Marcus Ulpius Traianus, or Trajan to his English friends, was one of Edward Gibbons’ Five Good Emperors, all others having done more harm than good to the Empire. Trajan is not only known for being a Good Emperor, embellishing Rome with a Forum, a market and his self-named Column, but he also took the Roman Empire to its greatest geographical stretch by the end of his reign in 117.

Archeology Museum covers the remains of the Roman baths at Xanten
Archeology Museum covers the remains of the Roman baths at Xanten

The Colonia at Xanten was very much on the limes  – the name that classicists traditionally have used for the fortified border of the Roman Empire, but wikipedia says that this use of limes is all wrong: the Romans themselves are supposed to have called it the Munimentum Traiani, or Trajan’s Bulwark – I’m quite happy to go with that too, as it fits nicely with Trajan’s colony on the Rhine!

Excavated central heating system at Xanten
Excavated central heating system at Xanten

But whatever the politically correct name of the limes on the Rhine may be, its remains are getting ever more attention.

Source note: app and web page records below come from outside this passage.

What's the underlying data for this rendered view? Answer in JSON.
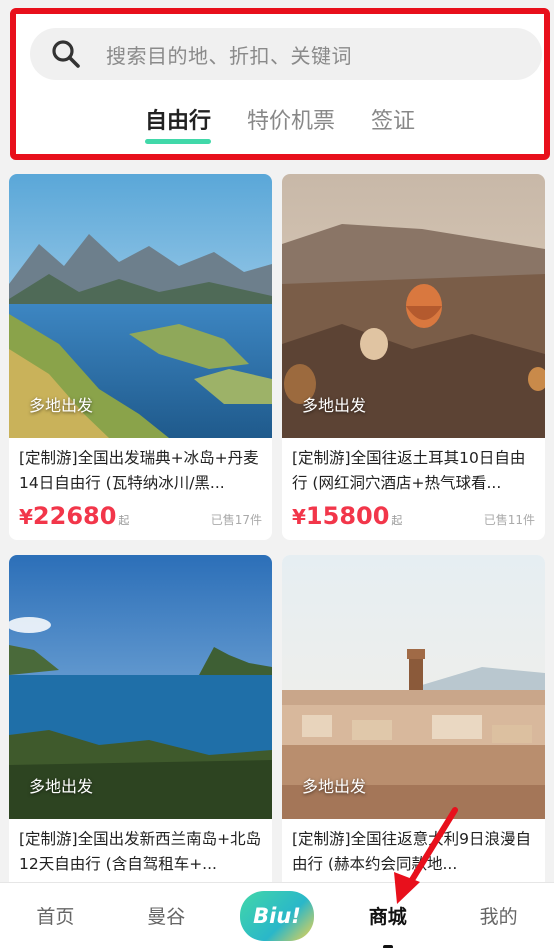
{
  "search": {
    "placeholder": "搜索目的地、折扣、关键词"
  },
  "tabs": [
    {
      "label": "自由行",
      "active": true
    },
    {
      "label": "特价机票",
      "active": false
    },
    {
      "label": "签证",
      "active": false
    }
  ],
  "products": [
    {
      "tag": "多地出发",
      "title": "[定制游]全国出发瑞典+冰岛+丹麦14日自由行 (瓦特纳冰川/黑...",
      "currency": "¥",
      "price": "22680",
      "price_suffix": "起",
      "sold": "已售17件"
    },
    {
      "tag": "多地出发",
      "title": "[定制游]全国往返土耳其10日自由行 (网红洞穴酒店+热气球看...",
      "currency": "¥",
      "price": "15800",
      "price_suffix": "起",
      "sold": "已售11件"
    },
    {
      "tag": "多地出发",
      "title": "[定制游]全国出发新西兰南岛+北岛12天自由行 (含自驾租车+...",
      "currency": "",
      "price": "",
      "price_suffix": "",
      "sold": ""
    },
    {
      "tag": "多地出发",
      "title": "[定制游]全国往返意大利9日浪漫自由行 (赫本约会同款地...",
      "currency": "",
      "price": "",
      "price_suffix": "",
      "sold": ""
    }
  ],
  "nav": [
    {
      "label": "首页",
      "active": false
    },
    {
      "label": "曼谷",
      "active": false
    },
    {
      "label": "Biu!",
      "active": false
    },
    {
      "label": "商城",
      "active": true
    },
    {
      "label": "我的",
      "active": false
    }
  ],
  "colors": {
    "annotation_red": "#e8101c",
    "accent_green": "#41d8a9",
    "price_red": "#f2364a"
  }
}
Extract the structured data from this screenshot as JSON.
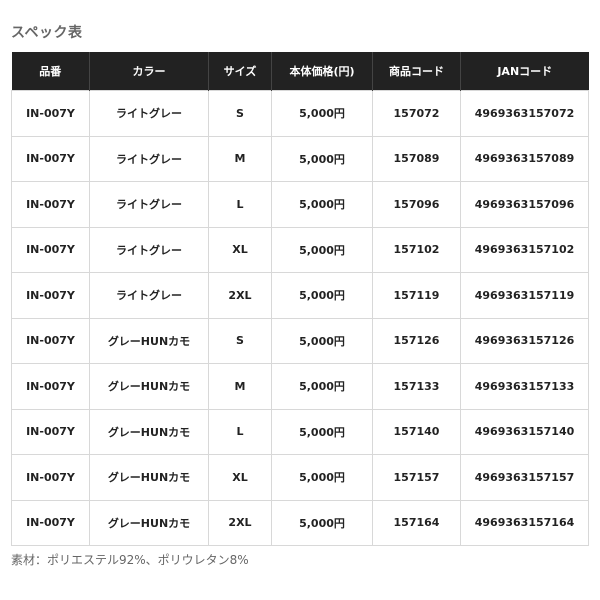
{
  "title": "スペック表",
  "table": {
    "headers": [
      "品番",
      "カラー",
      "サイズ",
      "本体価格(円)",
      "商品コード",
      "JANコード"
    ],
    "rows": [
      [
        "IN-007Y",
        "ライトグレー",
        "S",
        "5,000円",
        "157072",
        "4969363157072"
      ],
      [
        "IN-007Y",
        "ライトグレー",
        "M",
        "5,000円",
        "157089",
        "4969363157089"
      ],
      [
        "IN-007Y",
        "ライトグレー",
        "L",
        "5,000円",
        "157096",
        "4969363157096"
      ],
      [
        "IN-007Y",
        "ライトグレー",
        "XL",
        "5,000円",
        "157102",
        "4969363157102"
      ],
      [
        "IN-007Y",
        "ライトグレー",
        "2XL",
        "5,000円",
        "157119",
        "4969363157119"
      ],
      [
        "IN-007Y",
        "グレーHUNカモ",
        "S",
        "5,000円",
        "157126",
        "4969363157126"
      ],
      [
        "IN-007Y",
        "グレーHUNカモ",
        "M",
        "5,000円",
        "157133",
        "4969363157133"
      ],
      [
        "IN-007Y",
        "グレーHUNカモ",
        "L",
        "5,000円",
        "157140",
        "4969363157140"
      ],
      [
        "IN-007Y",
        "グレーHUNカモ",
        "XL",
        "5,000円",
        "157157",
        "4969363157157"
      ],
      [
        "IN-007Y",
        "グレーHUNカモ",
        "2XL",
        "5,000円",
        "157164",
        "4969363157164"
      ]
    ]
  },
  "material": "素材：ポリエステル92%、ポリウレタン8%",
  "colors": {
    "header_bg": "#222222",
    "header_text": "#ffffff",
    "border": "#d8d8d8",
    "title_text": "#666666"
  }
}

German paper Die Welt reported recently that the adjacent countries and regions are nominating the whole stretch, from Remagen (famous with WW2 movie fans) down to where the Rhine meets the North Sea at Katwijk, as a Unesco World Heritage site.

I’d be very happy if that happened – as a boy I lived in Wageningen, on the banks of the Rhine, which once was thought to have been the Roman army camp Vada, and our Dutch house is in Oegstgeest, also on the limes and close to where the northernmost branch of the Rhine flows down to the sea. Living right on this historical frontier always made a great impression on me, and I’d love this heritage to get the recognition and publicity it deserves.

Xanten Archeological Park

Am Rheintor, 46509 Xanten

Admission: 9/6 euros, under 18 free